### ACTIVITY
Look for the word "post" in the entries below, then copy every line that has it.

(Beginning of EXCERPTED DATA)

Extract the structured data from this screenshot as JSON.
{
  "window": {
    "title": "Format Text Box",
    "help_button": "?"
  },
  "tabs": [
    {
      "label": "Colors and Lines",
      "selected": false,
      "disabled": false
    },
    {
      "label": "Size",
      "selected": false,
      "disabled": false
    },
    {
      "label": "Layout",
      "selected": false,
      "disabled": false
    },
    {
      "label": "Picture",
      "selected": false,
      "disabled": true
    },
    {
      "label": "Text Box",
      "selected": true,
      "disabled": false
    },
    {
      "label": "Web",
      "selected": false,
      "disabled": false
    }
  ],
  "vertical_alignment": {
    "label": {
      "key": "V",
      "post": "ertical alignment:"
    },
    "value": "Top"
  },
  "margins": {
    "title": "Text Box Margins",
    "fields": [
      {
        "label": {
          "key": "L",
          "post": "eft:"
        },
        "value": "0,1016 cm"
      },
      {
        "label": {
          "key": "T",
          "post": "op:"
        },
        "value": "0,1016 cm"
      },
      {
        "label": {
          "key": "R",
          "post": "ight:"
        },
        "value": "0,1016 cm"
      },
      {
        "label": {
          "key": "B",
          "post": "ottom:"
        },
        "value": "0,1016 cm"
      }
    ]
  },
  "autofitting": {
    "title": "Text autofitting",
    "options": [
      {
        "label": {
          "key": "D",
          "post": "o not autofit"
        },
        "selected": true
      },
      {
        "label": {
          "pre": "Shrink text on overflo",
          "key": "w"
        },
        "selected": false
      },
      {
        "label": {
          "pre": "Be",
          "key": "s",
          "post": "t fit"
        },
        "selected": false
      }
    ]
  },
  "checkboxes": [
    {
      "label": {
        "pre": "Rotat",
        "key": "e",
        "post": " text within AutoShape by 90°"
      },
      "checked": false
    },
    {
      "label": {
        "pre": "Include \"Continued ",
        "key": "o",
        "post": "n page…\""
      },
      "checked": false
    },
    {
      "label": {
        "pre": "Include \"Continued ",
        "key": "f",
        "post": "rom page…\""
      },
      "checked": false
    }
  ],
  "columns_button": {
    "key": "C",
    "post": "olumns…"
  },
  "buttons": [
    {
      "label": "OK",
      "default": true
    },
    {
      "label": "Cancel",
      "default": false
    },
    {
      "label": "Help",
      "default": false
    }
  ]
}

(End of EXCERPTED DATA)
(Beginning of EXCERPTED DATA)

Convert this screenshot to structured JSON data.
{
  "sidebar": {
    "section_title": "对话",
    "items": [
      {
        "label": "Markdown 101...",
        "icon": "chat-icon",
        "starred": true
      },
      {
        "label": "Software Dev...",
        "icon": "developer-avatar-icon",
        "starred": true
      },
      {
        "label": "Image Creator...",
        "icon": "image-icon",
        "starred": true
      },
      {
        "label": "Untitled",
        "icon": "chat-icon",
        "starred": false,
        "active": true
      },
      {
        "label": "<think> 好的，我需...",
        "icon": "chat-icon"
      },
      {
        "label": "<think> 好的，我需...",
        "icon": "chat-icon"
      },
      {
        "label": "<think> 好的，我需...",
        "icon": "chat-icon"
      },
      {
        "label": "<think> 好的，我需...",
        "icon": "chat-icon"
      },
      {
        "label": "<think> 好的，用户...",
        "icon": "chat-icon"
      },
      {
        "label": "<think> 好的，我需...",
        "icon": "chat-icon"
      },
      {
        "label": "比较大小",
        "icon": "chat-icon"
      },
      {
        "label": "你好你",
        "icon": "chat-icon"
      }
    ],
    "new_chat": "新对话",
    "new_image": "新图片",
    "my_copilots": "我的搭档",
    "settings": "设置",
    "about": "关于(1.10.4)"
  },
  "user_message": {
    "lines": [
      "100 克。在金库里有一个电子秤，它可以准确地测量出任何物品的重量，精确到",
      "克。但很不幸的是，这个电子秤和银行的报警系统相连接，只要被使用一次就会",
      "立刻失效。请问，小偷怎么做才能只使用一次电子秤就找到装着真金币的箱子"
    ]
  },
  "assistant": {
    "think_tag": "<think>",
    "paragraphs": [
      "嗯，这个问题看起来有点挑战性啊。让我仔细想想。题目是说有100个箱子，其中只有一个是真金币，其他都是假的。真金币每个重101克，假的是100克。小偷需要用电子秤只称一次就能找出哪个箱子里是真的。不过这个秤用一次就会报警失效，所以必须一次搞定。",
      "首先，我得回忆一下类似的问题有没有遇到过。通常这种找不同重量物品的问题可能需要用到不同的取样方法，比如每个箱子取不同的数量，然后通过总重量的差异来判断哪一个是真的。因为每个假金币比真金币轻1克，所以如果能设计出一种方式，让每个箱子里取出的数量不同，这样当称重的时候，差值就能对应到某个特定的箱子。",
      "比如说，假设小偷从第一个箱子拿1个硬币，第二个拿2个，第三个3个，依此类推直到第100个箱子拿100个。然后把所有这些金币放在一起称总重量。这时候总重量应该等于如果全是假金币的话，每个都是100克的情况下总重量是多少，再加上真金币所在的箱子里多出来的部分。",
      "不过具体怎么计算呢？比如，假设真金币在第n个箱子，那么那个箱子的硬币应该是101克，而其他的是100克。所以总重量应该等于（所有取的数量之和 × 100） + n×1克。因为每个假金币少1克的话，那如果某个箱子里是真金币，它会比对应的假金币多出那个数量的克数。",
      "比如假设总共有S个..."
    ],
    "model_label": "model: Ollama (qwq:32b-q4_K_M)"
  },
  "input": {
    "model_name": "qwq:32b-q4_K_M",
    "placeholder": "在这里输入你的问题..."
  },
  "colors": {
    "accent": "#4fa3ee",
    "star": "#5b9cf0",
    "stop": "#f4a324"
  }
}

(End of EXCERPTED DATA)
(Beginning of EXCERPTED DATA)

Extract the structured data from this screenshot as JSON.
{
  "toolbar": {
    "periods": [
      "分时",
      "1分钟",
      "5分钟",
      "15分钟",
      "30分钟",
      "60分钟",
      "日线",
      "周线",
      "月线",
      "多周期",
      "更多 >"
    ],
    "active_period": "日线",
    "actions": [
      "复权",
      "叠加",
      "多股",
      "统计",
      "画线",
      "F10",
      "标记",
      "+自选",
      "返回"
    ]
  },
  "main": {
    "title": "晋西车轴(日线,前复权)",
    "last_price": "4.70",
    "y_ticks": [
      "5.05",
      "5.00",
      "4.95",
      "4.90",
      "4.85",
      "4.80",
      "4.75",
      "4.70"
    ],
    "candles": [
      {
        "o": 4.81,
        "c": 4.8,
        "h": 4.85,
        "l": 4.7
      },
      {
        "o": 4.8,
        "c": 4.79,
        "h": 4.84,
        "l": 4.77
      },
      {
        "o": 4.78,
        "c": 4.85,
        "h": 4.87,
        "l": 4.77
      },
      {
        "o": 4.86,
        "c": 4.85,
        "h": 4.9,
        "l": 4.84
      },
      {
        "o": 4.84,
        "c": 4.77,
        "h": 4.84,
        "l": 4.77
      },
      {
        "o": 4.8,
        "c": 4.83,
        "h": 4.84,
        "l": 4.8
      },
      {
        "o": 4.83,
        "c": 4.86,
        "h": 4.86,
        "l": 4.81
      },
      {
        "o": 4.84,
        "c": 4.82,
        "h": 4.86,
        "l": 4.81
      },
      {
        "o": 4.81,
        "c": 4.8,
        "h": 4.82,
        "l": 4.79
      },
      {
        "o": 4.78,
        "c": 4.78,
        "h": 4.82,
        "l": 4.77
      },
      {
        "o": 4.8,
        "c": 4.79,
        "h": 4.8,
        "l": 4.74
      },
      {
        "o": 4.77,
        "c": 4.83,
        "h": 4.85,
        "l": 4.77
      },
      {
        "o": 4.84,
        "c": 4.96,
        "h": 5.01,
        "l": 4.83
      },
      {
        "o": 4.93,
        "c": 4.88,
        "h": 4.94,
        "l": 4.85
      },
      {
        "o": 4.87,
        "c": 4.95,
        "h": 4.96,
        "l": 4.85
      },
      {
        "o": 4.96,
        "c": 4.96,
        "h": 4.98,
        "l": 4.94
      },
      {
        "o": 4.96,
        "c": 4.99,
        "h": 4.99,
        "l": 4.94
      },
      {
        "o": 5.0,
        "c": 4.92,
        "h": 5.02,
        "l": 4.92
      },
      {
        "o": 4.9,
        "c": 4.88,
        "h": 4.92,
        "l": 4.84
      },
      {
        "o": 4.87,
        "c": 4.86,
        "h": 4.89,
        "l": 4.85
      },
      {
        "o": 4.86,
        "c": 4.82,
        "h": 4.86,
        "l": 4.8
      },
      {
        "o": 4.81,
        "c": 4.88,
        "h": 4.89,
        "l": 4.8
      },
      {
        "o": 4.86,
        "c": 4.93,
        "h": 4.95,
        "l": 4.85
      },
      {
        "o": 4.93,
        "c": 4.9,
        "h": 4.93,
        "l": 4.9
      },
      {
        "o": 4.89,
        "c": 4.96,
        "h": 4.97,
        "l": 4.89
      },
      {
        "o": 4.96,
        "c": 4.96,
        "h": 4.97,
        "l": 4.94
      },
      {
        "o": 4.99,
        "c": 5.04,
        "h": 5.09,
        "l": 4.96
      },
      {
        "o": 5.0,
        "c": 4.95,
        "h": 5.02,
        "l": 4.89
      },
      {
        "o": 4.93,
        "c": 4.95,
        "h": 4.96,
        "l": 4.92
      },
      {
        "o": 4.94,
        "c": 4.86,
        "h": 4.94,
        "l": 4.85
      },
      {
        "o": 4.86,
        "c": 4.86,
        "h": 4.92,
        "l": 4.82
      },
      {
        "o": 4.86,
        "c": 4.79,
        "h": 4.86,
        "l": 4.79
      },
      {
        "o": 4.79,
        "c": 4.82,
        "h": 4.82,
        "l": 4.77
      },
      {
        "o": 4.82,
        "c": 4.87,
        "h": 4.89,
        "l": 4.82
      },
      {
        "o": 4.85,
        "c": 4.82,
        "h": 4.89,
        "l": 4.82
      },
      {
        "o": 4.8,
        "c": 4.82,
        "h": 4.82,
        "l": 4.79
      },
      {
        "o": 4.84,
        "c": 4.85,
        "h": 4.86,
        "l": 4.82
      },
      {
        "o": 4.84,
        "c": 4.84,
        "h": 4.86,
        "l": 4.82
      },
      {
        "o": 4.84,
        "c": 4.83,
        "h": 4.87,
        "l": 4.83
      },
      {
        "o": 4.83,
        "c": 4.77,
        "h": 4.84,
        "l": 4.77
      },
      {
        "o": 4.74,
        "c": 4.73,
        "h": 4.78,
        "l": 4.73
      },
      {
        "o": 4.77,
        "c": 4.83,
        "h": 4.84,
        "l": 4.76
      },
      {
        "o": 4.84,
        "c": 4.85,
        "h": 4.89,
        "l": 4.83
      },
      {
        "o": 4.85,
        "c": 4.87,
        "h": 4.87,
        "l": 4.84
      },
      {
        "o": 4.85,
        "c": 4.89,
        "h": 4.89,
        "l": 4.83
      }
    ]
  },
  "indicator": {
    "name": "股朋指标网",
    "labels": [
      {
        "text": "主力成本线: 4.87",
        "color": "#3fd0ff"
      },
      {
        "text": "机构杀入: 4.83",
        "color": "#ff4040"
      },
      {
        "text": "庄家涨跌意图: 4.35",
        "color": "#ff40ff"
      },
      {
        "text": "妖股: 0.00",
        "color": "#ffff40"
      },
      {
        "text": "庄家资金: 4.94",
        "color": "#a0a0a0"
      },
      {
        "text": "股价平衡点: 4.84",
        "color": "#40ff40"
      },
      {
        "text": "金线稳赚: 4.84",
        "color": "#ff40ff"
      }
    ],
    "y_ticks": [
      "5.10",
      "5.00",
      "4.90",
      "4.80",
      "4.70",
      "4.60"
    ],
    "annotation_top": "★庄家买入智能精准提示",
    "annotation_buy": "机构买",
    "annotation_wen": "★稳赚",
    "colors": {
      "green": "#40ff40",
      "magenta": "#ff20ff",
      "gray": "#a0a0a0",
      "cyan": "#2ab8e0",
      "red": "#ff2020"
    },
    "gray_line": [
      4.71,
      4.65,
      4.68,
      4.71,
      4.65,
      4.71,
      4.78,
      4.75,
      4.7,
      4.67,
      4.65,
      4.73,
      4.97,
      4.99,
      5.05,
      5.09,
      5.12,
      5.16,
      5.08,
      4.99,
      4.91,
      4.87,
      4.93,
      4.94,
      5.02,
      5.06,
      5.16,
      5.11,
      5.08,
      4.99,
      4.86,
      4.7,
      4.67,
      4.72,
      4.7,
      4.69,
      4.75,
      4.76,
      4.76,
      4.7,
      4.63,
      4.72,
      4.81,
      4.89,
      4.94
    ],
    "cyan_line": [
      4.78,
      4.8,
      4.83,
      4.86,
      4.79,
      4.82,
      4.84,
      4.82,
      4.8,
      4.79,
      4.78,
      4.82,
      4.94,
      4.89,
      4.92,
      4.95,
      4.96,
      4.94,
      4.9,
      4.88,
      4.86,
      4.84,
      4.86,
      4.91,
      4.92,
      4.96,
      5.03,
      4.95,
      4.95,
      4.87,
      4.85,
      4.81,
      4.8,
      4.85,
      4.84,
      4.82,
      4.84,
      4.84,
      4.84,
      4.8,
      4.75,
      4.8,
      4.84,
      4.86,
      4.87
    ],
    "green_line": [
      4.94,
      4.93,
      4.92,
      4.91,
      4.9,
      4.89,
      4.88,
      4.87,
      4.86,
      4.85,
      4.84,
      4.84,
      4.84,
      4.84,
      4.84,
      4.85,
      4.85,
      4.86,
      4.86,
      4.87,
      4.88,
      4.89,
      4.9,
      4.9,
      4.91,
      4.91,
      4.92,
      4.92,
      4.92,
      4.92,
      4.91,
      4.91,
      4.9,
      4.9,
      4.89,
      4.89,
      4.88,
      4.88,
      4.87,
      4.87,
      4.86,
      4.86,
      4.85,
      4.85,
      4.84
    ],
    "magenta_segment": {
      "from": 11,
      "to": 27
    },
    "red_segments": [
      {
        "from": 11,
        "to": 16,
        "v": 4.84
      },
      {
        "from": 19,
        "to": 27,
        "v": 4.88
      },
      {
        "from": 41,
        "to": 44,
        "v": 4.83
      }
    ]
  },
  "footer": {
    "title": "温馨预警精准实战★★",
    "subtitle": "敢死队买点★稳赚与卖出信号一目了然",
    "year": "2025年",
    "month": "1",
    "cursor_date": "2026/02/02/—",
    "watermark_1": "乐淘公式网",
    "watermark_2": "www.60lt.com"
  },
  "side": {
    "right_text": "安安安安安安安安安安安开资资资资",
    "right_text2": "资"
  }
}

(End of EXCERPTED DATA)

### SOLUTION TO THE EXERCISE
      "post": "ertical alignment:"
          "post": "eft:"
          "post": "op:"
          "post": "ight:"
          "post": "ottom:"
          "post": "o not autofit"
          "post": "t fit"
        "post": " text within AutoShape by 90°"
        "post": "n page…\""
        "post": "rom page…\""
    "post": "olumns…"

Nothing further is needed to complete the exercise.